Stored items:
=== Section Start ===
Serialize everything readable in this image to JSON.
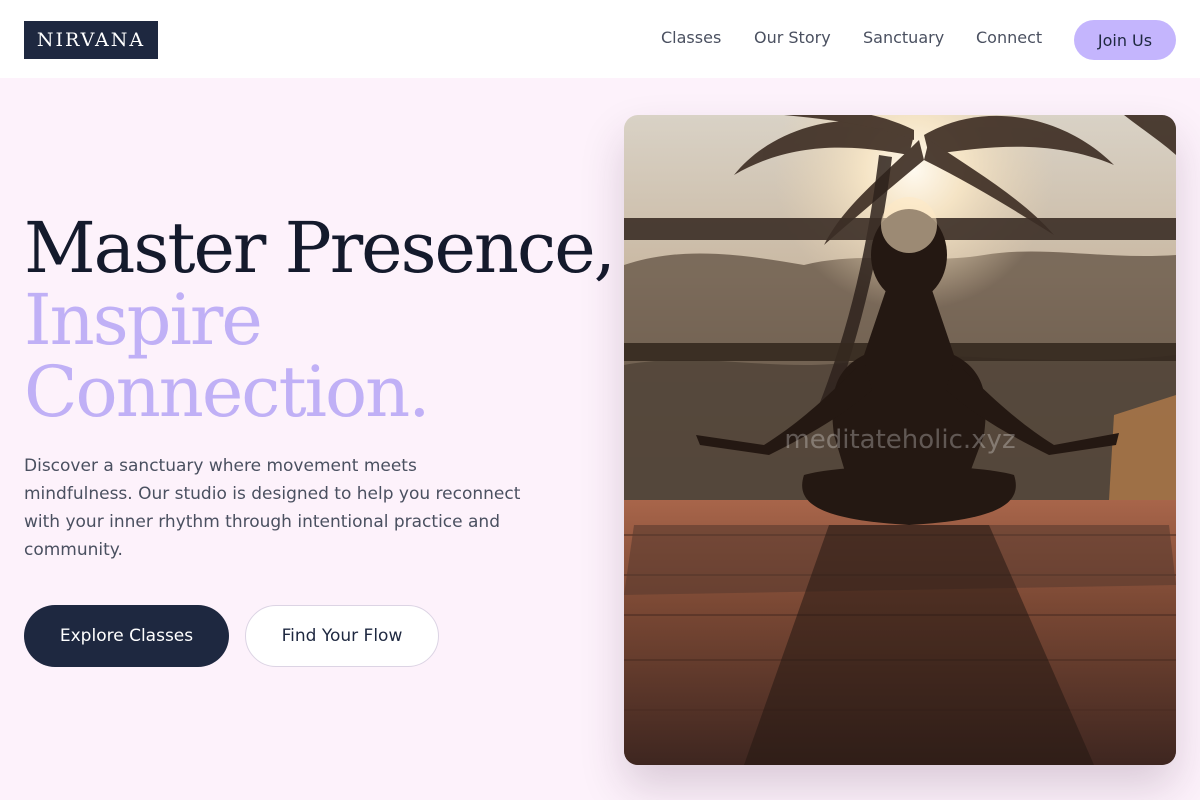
{
  "header": {
    "logo_text": "NIRVANA",
    "nav": [
      "Classes",
      "Our Story",
      "Sanctuary",
      "Connect"
    ],
    "cta_label": "Join Us"
  },
  "hero": {
    "title_line1": "Master Presence,",
    "title_line2": "Inspire",
    "title_line3": "Connection.",
    "description": "Discover a sanctuary where movement meets mindfulness. Our studio is designed to help you reconnect with your inner rhythm through intentional practice and community.",
    "primary_button": "Explore Classes",
    "secondary_button": "Find Your Flow",
    "image_watermark": "meditateholic.xyz"
  },
  "colors": {
    "brand_dark": "#1e2840",
    "accent_lavender": "#c4b5fd",
    "page_background": "#fdf2fb"
  }
}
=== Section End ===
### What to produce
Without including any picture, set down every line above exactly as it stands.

### Exercise output
Serialize everything readable in this image to JSON.
{
  "header": {
    "logo_text": "NIRVANA",
    "nav": [
      "Classes",
      "Our Story",
      "Sanctuary",
      "Connect"
    ],
    "cta_label": "Join Us"
  },
  "hero": {
    "title_line1": "Master Presence,",
    "title_line2": "Inspire",
    "title_line3": "Connection.",
    "description": "Discover a sanctuary where movement meets mindfulness. Our studio is designed to help you reconnect with your inner rhythm through intentional practice and community.",
    "primary_button": "Explore Classes",
    "secondary_button": "Find Your Flow",
    "image_watermark": "meditateholic.xyz"
  },
  "colors": {
    "brand_dark": "#1e2840",
    "accent_lavender": "#c4b5fd",
    "page_background": "#fdf2fb"
  }
}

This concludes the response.